- Category: Volume 88 (Fall 2016 - Spring 2017)
- Published: 14 September 2016
- Written by NICOLE INGRAFFIA | CONTRIBUTING WRITER
With my passport in one hand and my GoPro in the other, I walked on the plane with the mindset that four months abroad would be the best time of my 20-year-old life. I had never been out of the country before, so why not begin with being 10,000 miles away from my comfort zone? After years of dreaming, months of packing, and weeks stressing, I finally embarked on my journey across the world to Sydney, Australia with my best friend by my side.
First impressions are crucial, and to be frank, my first impression of Sydney was awful. Not because of the scenery or the culture, but because adjusting to living in a new country and the fourteen-hour time difference was a form of torture that I never knew existed. Homesickness formed like a cloud over my head and rained on me everywhere I went. To say I felt like an outcast was an understatement. While everyone went out to explore our new home, I was on the phone with my mom making arrangements to go back to my home. My family supported my feelings and said I could back, but coaxed me to give it a “real” try. Meanwhile, I had already decided that I was heading back to America as soon as humanly possible.
I contacted Educational Opportunity Fund (EOF) Director Colleen Johnson, who is also my advisor, rationalizing on why I wanted—needed— to come back so badly. She told me, “You are in Australia – learning a new culture, seeing new sights, growing as a person. Think about it and be thankful.” She was the one person who was stern with me and really pushed me to stay. Looking back, I didn’t know how badly I needed that push.
I gradually brushed myself off and became more comfortable in my environment a little more as the days went on. My first day of class, the “tutor” (or as Americans say, “professor”) instructed each student to say their name and a fact about themselves. “My name is Nicole,” I said aloud, “and I’m an exchange student from America.”
In a matter of seconds every set of eyes in the class were focused on me. Then, in the midst of silence the girl aside me announced, “That is SO cool!” In that moment, I realized that I needed to take this opportunity by the horns and embrace the journey.

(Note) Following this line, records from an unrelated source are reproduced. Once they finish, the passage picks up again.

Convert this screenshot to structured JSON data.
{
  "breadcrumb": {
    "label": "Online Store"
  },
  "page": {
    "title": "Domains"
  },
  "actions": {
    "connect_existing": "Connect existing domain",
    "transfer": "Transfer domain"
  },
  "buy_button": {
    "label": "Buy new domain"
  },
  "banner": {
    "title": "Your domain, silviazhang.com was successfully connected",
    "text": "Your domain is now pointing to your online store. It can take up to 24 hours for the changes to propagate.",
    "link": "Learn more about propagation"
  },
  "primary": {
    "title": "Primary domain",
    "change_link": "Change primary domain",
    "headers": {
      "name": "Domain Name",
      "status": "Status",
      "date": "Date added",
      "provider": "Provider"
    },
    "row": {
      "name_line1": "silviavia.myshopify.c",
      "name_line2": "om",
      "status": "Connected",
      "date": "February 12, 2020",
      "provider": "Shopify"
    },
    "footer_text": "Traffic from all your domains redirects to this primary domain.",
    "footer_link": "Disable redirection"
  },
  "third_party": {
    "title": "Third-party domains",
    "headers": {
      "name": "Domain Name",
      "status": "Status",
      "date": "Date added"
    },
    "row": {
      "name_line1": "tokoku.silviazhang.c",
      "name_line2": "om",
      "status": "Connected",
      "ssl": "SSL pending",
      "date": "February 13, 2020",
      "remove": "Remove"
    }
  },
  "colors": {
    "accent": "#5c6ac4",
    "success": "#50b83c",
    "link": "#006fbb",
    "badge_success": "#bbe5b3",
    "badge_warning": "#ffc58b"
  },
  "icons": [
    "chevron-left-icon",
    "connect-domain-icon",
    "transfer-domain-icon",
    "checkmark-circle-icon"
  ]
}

I have been here almost two months now and it is apparent that I have grown as an individual already. When I look back to the beginning of my trip, I cringe at the mental picture of me crying all alone in my room. Since then, I’ve seen the Sydney Opera House, explored Manly and Bondi Beach, hiked up the Blue Mountains, hopped around with wild kangaroos, and I even got a job. I am really looking forward to next week’s trip to the Gold Coast where I plan to snorkel the Great Barrier Reef and relax on Surfers Paradise beach. When I asked Raquel Rudofsky, a junior health studies student, what her favorite experience in Australia has been, she laughed and answered, “Definitely running around with the kangaroos. It was literally a huge field and they don’t mind being touched.”
Being an American living in Australia can be confusing at times, but I found that Australians are surprisingly similar to us; however, if you want to know the main difference between Americans and Australians, Cooper Donaldson, a born and raised Aussie and a senior business student, has the best answer.
Trying not to laugh, he explained, “Americans are bloody loud.”
Thus far, I learned that traveling abroad isn’t as perfect as it looks on Instagram, and there is nothing wrong with that. Social media plays a huge role in what defines success and happiness, and a majority of those ideals are traveling the world and getting lost in adventures.I got trapped in those ideals. If you’re going to travel, do it to learn things about yourself. I thought I was coming here to amp up my Instagram page and Facebook timeline, but what I found was that it’s not easy to turn your weaknesses into strengths, but it’s doable.
My struggle is a part of my story and more importantly, it is now an admirable part of who I am.
It is odd to think that what separates me from coming home is another just two months, so excuse me while I finish crossing off my bucket list!
PHOTOS COURTESY of Nicole Ingraffia